It is probably not an area we think about much as we surf the Information Superhighway for cheap holidays, the latest news and various pink bits, but who should actually “run” the Internet is an increasingly controversial question.
Currently global Big Brother, the US, has primary control since its Internet Corporation for Assigned Names and Numbers (Icann) oversees the administration of the net’s addressing system. This has led to complaints from other nations – particularly developing countries – that the Yanks are slow to approve non-English domain names and a stranglehold cannot be maintained by one country.
Consequently, the Working Group on Internet Governance (WGIG), a United Nations creation, was charged last week with coming up with a better system, but – like most international discussions – it has just broken up without coming to an agreement. Bloody typical.
In fact, not only has the WGIG not reached a definitive decision, it is split over no less than four different options. In short, these are: 1. No change, apart from widening Icann’s forum for international debate. 2. To create a UN body called the Global Internet Council to take over from Icann which makes up its posse from governments and “other stakeholders” (an unsettling term). 3. Booting Icann into a basic tech support role with an International Internet Council (no doubt yet another inevitable acronym) grabbing the reigns. 4. (and the most complex) Three new bodies are set up, the first handles the addressing, the second is a debating chamber and the third works on “Internet related public policy issues”.
Clearly, though the US funded much of the web’s early development, all these options demand a greater diversification of control and given that the Internet is a truly global phenomenon this makes perfect sense.
Tensions are rising, however. Last year China threatened to split from the Internet entirely so it could introduce Chinese language domain names. In response, the US government – being their typically sensitive, appeasing selves – responded to all discussions by saying it has no plans to give up any control whatsoever.

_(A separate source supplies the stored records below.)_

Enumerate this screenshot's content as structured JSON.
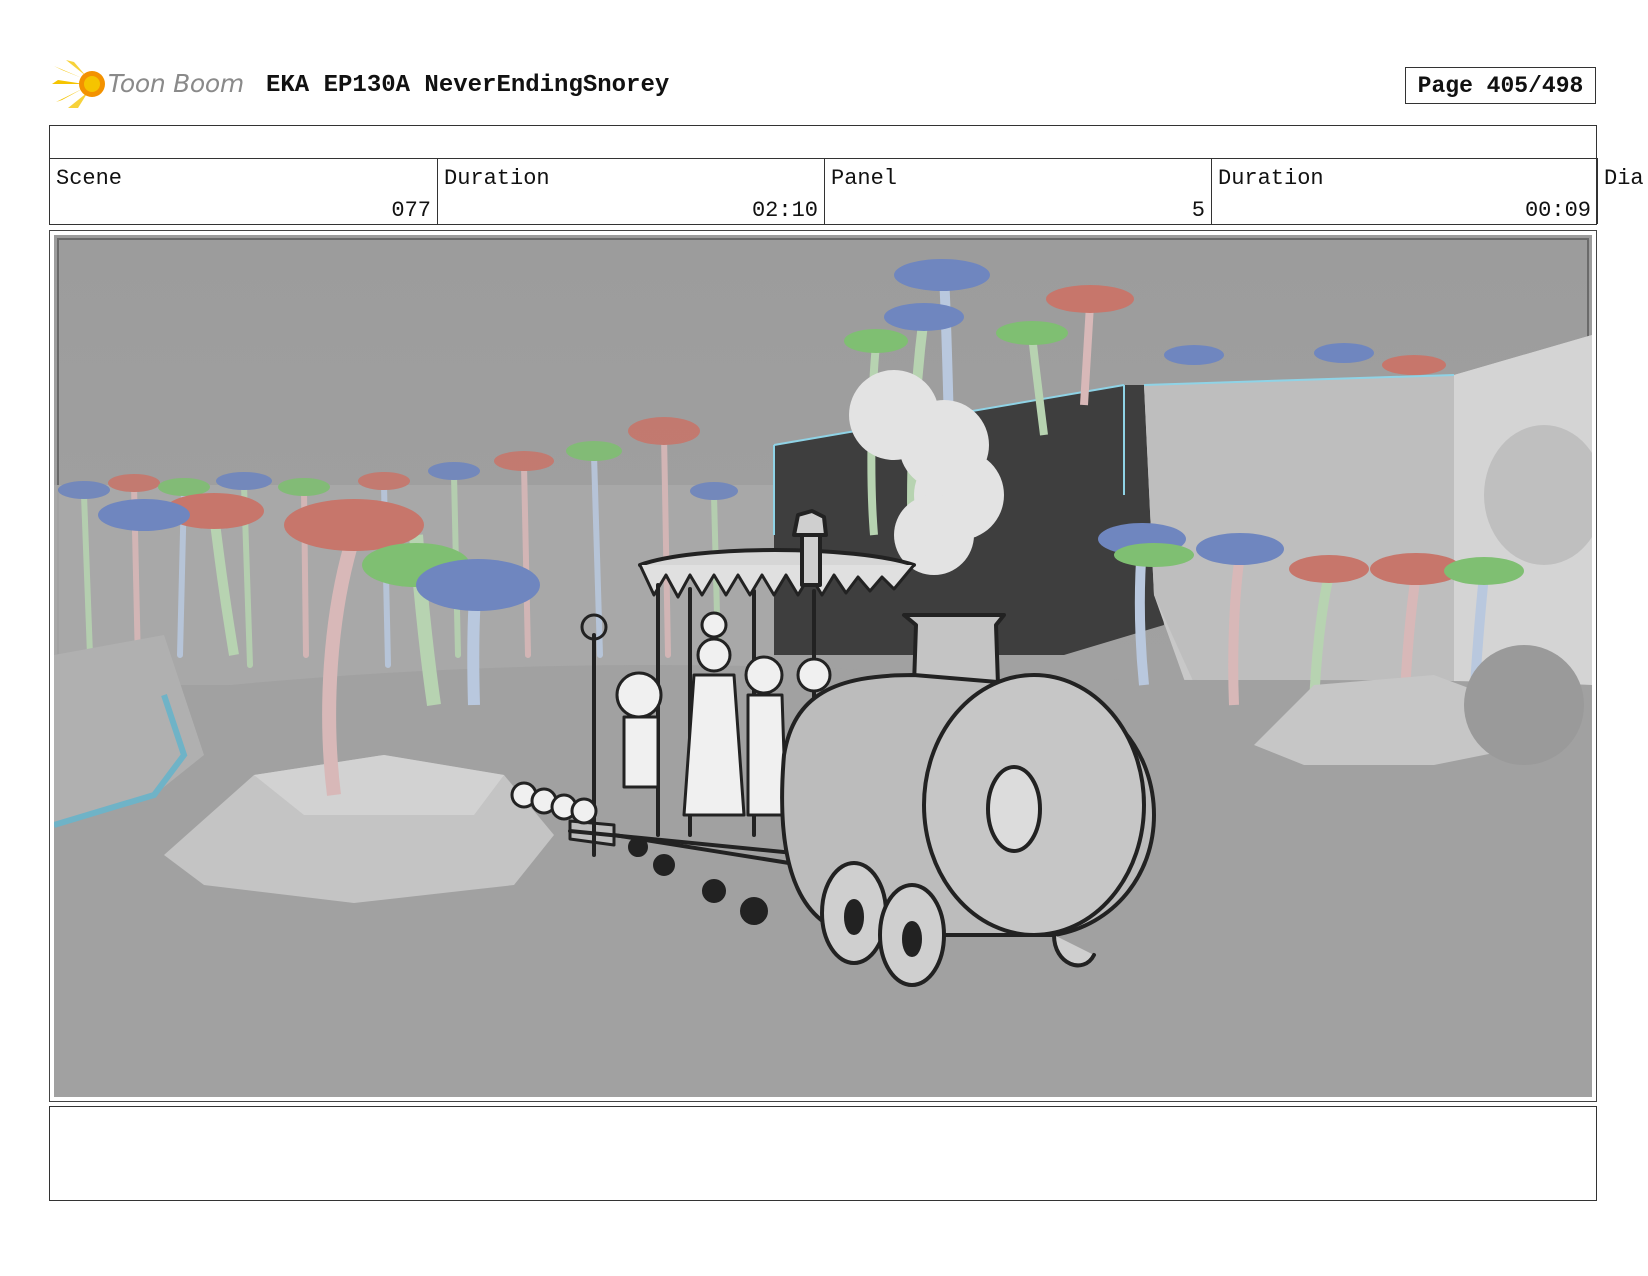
{
  "header": {
    "logo_text": "Toon Boom",
    "project_title": "EKA EP130A NeverEndingSnorey",
    "page_label": "Page 405/498"
  },
  "info": {
    "scene_label": "Scene",
    "scene_value": "077",
    "scene_duration_label": "Duration",
    "scene_duration_value": "02:10",
    "panel_label": "Panel",
    "panel_value": "5",
    "panel_duration_label": "Duration",
    "panel_duration_value": "00:09",
    "dialogue_label_cut": "Dia"
  },
  "colors": {
    "logo_yellow": "#f5c400",
    "logo_orange": "#f39200",
    "background_gray": "#a3a3a3"
  },
  "icons": {
    "logo_mark": "toon-boom-comet-icon"
  }
}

Talks are expected to conclude in November when a second summit takes place in Tunisia. Expect no one to be happy with the inevitable compromise. (That’s how politics works, right?!)